Chronic opioid use commonly causes lower testosterone levels in men due to suppression of the HPG axis.
Symptoms like low libido, erectile dysfunction, reduced muscle mass, and fatigue can significantly impact quality of life.
The risk of developing hypogonadism is highest with potent synthetic opioids and higher doses. However, even low doses may decrease natural testosterone production over time when taken daily.
Checking testosterone levels periodically is recommended for men on long-term opioid therapy.
If low T develops, reducing opioid dose, changing medications may help.
Testosterone replacement in men may be needed if other methods fail.
The connection between prescription opioid painkillers and testosterone deficiency in men is well established. Raising awareness about this side effect is key, as untreated low T worsens the burden of chronic pain. Use this information to discuss with your doctor. Working proactively with doctors to monitor hormone levels and adjust treatment can help improve outcomes. Call my clinic today for more information at 918-518-1636.
About the author:
Dr. Harold Pierre is a board-certified anesthesiologist and addiction medicine specialist with over 20 years of experience. He is board-certified by the American Board of Anesthesiology and the American Board of Preventive Medicine.

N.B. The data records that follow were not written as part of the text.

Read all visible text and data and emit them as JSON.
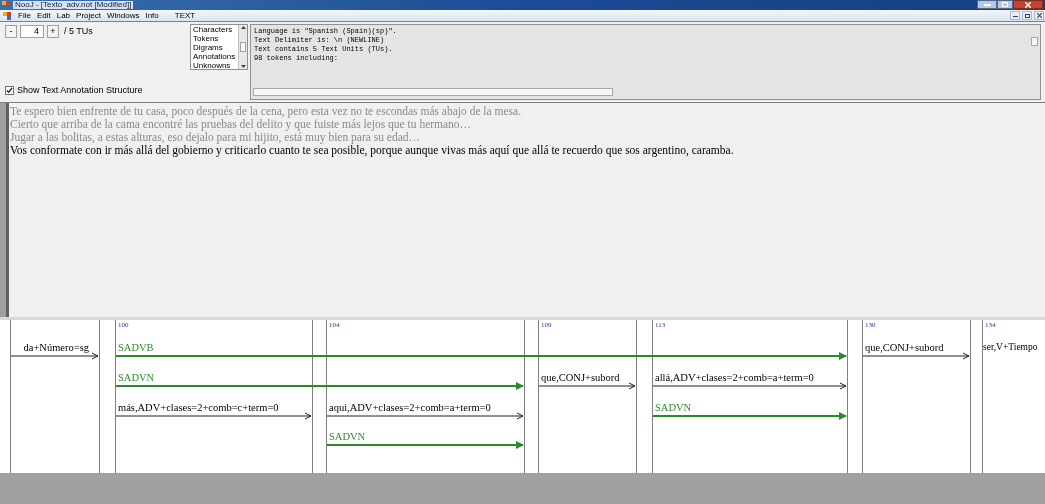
{
  "window": {
    "title": "NooJ - [Texto_adv.not [Modified]]"
  },
  "menu": [
    "File",
    "Edit",
    "Lab",
    "Project",
    "Windows",
    "Info",
    "TEXT"
  ],
  "navigator": {
    "minus": "-",
    "value": "4",
    "plus": "+",
    "total": "/ 5 TUs"
  },
  "show_structure": {
    "label": "Show Text Annotation Structure",
    "checked": true
  },
  "list": [
    "Characters",
    "Tokens",
    "Digrams",
    "Annotations",
    "Unknowns"
  ],
  "info_lines": [
    "Language is \"Spanish (Spain)(sp)\".",
    "Text Delimiter is: \\n (NEWLINE)",
    "Text contains 5 Text Units (TUs).",
    "98 tokens including:"
  ],
  "text_units": [
    {
      "text": "Te espero bien enfrente de tu casa, poco después de la cena, pero esta vez no te escondas más abajo de la mesa.",
      "selected": false
    },
    {
      "text": "Cierto que arriba de la cama encontré las pruebas del delito y que fuiste más lejos que tu hermano…",
      "selected": false
    },
    {
      "text": "Jugar a las bolitas, a estas alturas, eso dejalo para mi hijito, está muy bien para su edad…",
      "selected": false
    },
    {
      "text": "Vos conformate con ir más allá del gobierno y criticarlo cuanto te sea posible, porque aunque vivas más aquí que allá te recuerdo que sos argentino, caramba.",
      "selected": true
    }
  ],
  "structure": {
    "columns": [
      {},
      {
        "number": "100"
      },
      {
        "number": "104"
      },
      {
        "number": "109"
      },
      {
        "number": "113"
      },
      {
        "number": "130"
      },
      {
        "number": "134"
      }
    ],
    "lanes": [
      {
        "cells": [
          {
            "kind": "lexical",
            "label": "da+Número=sg"
          },
          {
            "kind": "syntactic",
            "label": "SADVB"
          },
          {
            "kind": "continuation"
          },
          {
            "kind": "continuation"
          },
          {
            "kind": "continuation"
          },
          {
            "kind": "lexical",
            "label": "que,CONJ+subord"
          },
          {
            "kind": "cut",
            "label": "ser,V+Tiempo"
          }
        ]
      },
      {
        "cells": [
          {
            "kind": "empty"
          },
          {
            "kind": "syntactic",
            "label": "SADVN"
          },
          {
            "kind": "continuation"
          },
          {
            "kind": "lexical",
            "label": "que,CONJ+subord"
          },
          {
            "kind": "lexical",
            "label": "allá,ADV+clases=2+comb=a+term=0"
          }
        ]
      },
      {
        "cells": [
          {
            "kind": "empty"
          },
          {
            "kind": "lexical",
            "label": "más,ADV+clases=2+comb=c+term=0"
          },
          {
            "kind": "lexical",
            "label": "aqui,ADV+clases=2+comb=a+term=0"
          },
          {
            "kind": "empty"
          },
          {
            "kind": "syntactic",
            "label": "SADVN"
          }
        ]
      },
      {
        "cells": [
          {
            "kind": "empty"
          },
          {
            "kind": "empty"
          },
          {
            "kind": "syntactic",
            "label": "SADVN"
          }
        ]
      }
    ]
  }
}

This website is provided for educational and informational purposes only and does not constitute providing medical advice or professional services. The information provided should not be used for diagnosing or treating a health problem or disease, and those seeking personal medical advice should consult with a licensed physician or another qualified medical professional. Never disregard professional medical advice or delay in seeking it because of something you have read on this website.